Also On: PC
Publisher: Square Enix
Developer: Platinum Games
Medium: Digital/Blu-ray Disc
Online: Some features
And roll credits. A regular scene in NieR: Automata’s universe, as players will whizz through a fake credit sequence on any death they hit, they’re reminded that this is just a game. And yet it’s one of the least traditional examples of what constitutes “just a game” in today’s market.
NieR: Automata is a continuation of 2010’s NieR universe, this time putting players in the middle of a battle between machine and android for the greater benefit of mankind. Playing as android 2B, with the aid of companion android 9S, the open-world game sets players on a quest to save humanity in a post-apocalyptic world inhabited by adorable killer robots.
Right off the bat, Automata is immediately more fun to play than Cavia’s NieR from seven years ago. Credit is mostly due to developer PlatinumGames for putting their best efforts into the genre they do best, third-person action. Navigating the world is a treat, and the smooth controls of the android characters gives a feeling more akin to floating across the surface than the full-on sprint they exhibit.

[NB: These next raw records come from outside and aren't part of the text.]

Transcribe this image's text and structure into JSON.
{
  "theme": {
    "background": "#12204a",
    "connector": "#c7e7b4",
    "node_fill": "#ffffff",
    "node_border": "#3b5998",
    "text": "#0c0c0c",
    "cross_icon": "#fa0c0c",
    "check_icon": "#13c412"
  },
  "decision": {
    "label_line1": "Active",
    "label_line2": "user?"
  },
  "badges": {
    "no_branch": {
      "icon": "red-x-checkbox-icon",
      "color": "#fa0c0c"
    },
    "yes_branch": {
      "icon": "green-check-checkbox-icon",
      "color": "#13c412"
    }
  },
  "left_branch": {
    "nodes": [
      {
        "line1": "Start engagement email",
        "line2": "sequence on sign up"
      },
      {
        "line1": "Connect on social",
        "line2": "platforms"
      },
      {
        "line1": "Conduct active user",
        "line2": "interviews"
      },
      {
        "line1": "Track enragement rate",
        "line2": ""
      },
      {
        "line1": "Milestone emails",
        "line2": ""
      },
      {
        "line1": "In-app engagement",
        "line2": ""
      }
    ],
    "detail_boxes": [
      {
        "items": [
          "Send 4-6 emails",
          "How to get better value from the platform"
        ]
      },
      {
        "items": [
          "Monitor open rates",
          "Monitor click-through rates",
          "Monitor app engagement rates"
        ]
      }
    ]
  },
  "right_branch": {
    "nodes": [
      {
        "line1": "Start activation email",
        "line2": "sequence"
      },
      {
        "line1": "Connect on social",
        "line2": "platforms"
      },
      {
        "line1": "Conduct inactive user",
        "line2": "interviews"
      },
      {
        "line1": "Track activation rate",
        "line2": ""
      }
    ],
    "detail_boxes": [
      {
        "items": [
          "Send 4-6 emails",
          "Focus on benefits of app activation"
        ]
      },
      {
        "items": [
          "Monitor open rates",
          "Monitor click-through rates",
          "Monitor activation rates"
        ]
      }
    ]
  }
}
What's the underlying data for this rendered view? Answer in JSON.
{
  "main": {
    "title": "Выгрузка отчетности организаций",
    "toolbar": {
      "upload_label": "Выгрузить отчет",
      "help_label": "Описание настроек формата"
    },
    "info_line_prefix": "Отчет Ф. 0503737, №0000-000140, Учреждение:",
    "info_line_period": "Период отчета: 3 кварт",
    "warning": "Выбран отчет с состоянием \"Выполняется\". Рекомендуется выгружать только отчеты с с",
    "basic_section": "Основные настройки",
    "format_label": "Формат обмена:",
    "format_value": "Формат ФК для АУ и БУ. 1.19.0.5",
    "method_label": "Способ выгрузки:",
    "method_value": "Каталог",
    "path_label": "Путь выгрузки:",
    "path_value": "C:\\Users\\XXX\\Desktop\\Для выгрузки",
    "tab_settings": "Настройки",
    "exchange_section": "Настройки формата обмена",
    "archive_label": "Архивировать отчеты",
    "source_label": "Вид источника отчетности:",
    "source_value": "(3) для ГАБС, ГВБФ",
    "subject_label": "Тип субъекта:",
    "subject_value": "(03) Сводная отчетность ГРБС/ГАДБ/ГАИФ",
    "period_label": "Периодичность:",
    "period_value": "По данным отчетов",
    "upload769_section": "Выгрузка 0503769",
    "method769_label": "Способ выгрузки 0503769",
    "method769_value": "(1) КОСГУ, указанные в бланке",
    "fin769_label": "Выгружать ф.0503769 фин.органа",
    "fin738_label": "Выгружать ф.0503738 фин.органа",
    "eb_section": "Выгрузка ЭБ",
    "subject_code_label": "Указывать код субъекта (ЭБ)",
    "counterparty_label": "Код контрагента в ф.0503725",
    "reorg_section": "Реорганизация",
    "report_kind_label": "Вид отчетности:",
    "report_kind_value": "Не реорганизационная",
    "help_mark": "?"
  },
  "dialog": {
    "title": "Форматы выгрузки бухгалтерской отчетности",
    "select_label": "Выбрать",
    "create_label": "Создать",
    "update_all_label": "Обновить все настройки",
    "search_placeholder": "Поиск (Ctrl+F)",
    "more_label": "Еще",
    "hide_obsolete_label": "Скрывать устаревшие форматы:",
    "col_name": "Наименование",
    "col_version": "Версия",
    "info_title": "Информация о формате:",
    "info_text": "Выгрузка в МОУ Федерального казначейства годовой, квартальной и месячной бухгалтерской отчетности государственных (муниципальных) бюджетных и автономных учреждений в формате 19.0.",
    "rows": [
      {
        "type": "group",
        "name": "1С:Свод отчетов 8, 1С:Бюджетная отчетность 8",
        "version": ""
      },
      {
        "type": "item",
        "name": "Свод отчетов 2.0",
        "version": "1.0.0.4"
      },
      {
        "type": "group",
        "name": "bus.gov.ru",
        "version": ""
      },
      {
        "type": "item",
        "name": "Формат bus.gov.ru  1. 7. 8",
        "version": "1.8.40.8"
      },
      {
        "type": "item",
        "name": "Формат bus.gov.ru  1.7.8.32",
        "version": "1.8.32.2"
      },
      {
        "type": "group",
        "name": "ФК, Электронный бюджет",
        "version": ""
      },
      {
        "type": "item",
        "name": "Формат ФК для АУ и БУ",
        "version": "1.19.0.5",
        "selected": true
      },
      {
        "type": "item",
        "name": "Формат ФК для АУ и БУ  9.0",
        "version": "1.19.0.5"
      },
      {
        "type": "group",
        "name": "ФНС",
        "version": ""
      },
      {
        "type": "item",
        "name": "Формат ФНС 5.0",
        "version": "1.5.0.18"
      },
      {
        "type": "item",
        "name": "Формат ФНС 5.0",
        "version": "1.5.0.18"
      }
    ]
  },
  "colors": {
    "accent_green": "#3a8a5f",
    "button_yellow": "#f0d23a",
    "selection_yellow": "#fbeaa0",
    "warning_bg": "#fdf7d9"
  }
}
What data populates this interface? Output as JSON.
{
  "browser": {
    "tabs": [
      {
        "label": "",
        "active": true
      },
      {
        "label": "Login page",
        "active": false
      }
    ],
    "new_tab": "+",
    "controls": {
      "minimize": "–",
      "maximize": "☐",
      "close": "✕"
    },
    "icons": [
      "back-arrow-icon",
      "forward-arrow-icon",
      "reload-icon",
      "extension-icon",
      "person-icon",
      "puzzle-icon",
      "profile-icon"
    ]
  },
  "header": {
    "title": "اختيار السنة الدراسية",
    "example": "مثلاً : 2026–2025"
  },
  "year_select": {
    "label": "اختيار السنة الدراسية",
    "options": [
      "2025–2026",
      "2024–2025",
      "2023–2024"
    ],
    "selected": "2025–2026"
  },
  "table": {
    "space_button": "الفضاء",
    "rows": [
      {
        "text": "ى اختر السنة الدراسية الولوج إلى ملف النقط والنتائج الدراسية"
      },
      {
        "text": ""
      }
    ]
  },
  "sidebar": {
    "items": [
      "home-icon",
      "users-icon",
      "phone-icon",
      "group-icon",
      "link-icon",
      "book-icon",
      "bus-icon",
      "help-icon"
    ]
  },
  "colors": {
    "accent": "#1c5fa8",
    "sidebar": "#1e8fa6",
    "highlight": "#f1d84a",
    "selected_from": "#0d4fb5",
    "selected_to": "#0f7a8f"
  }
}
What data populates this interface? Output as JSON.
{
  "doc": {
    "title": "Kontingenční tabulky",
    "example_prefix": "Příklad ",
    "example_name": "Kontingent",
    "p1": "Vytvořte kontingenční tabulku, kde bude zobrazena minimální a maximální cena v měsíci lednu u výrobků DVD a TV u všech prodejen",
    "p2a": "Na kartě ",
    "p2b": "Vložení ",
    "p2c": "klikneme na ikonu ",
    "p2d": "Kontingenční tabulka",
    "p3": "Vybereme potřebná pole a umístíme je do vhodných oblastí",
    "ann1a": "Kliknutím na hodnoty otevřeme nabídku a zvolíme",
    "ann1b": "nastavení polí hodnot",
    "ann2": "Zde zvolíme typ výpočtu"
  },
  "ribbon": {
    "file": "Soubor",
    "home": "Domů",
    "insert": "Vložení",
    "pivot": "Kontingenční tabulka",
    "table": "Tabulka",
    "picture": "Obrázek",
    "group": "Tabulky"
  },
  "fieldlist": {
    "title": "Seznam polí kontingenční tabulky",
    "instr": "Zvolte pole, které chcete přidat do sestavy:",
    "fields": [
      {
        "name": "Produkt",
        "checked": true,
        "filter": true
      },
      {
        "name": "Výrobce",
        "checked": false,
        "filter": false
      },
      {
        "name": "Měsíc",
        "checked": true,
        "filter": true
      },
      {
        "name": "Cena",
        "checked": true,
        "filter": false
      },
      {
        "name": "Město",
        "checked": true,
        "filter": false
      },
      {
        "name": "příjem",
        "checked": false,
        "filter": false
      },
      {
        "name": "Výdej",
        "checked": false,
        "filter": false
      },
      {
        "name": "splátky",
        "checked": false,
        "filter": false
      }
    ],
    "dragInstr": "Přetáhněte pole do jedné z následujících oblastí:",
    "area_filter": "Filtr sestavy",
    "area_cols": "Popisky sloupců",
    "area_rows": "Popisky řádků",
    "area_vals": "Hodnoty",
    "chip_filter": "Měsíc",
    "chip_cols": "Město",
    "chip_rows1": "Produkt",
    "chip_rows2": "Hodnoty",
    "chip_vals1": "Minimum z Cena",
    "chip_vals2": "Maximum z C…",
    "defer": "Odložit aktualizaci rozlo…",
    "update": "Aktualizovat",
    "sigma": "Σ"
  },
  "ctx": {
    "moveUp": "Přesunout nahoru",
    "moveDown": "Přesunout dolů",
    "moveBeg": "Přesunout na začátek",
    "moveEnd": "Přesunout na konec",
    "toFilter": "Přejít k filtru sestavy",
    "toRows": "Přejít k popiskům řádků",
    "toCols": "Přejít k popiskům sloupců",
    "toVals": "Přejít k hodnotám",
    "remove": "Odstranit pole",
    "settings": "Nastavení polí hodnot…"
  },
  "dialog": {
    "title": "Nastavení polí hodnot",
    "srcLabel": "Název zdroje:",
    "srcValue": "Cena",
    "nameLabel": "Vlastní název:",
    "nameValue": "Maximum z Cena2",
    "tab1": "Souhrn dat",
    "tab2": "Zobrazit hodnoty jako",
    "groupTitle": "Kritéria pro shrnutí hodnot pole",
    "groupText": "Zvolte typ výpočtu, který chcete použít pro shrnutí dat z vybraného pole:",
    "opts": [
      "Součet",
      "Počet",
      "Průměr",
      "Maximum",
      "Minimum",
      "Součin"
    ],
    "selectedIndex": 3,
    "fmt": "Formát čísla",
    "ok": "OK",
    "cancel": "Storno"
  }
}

Combat is akin to Bayonetta in some ways, with a fair amount of dodging (and eventually the ability to slow time on perfect dodges) and melee. This is accompanied by floating pods which each android is equipped, adding ranged combat in the form of bullets, and other projectiles throughout the game. Players are also given the ability to modify their character builds with chip upgrades, slotted into one of three available configurations. These chips are found throughout the world, and allow for the configuration of anything from HUD elements, buffs to combat, various healing abilities, and even the function of running an android’s OS (this one resulting in a Game Over if removed). There’s even a little Dark Souls influence in how the game handles player death, as any equipped chips must be recovered from where players met their fate, or else those upgrades are lost forever.
Those who played NieR will find themselves in similar gameplay scenarios, mixing genres as Automata’s predecessor was comfortable doing. Luckily, whether if be a Metroidvania recreation, bullet hell or twin-stick shooter, or beyond, these elements are introduced with smooth transition and wonderful execution. They may not be as varied as what NieR featured, but they’re much more refined in their execution. In fact, the dream-team combo of PlatinumGames with NieR’s universe turned out to be as much of a hit as anyone could’ve hoped.
Wrapped up in a well-built game is a story of melancholy and existentialism, as was par for the course of NieR’s bittersweet world. The initial play through will last around 16 hours, with a substantial story of two androids fighting a war waged by their creators, ultimately raising more questions than it answers. In similar fashion to NieR, the end is in many ways the beginning. This will be expected for anyone familiar with NieR’s multiple endings, but this time Square Enix ensures that players dig deeper with a message prompting continuation into New Game+.
What those players end up with is a 30-50 hour action RPG depending on their persistence. This is in many ways “there the real game begins,” but all the same it’s just a continuation of the game’s ideas from the first playthrough.
What everyone is treated to, however, is a satisfactory game that looks incredible in motion, is a joy to play, and features one of the best soundtracks in years. The localization efforts are also as masterful, with Alan Averill returning to the helm as editor, characterizing the unique cast and ideas reflected in NieR: Automata’s story. This played a crucial role in Oier’s success, and the amount of returning talent in Automat’s production helps sustain the bar of quality set back on the series’ PlayStation 3 debut.
NieR: Automata is an easy recommendation, it’s an open-world RPG with combat from an action game that plays like a dream. With solid art direction and a thoughtful story, it regularly turns genre conventions on their head in a way that few games ever manage to achieve. It’s worth checking out if you’ve been looking for a substantial single-player experience that gives you as much to kill as it does to think about.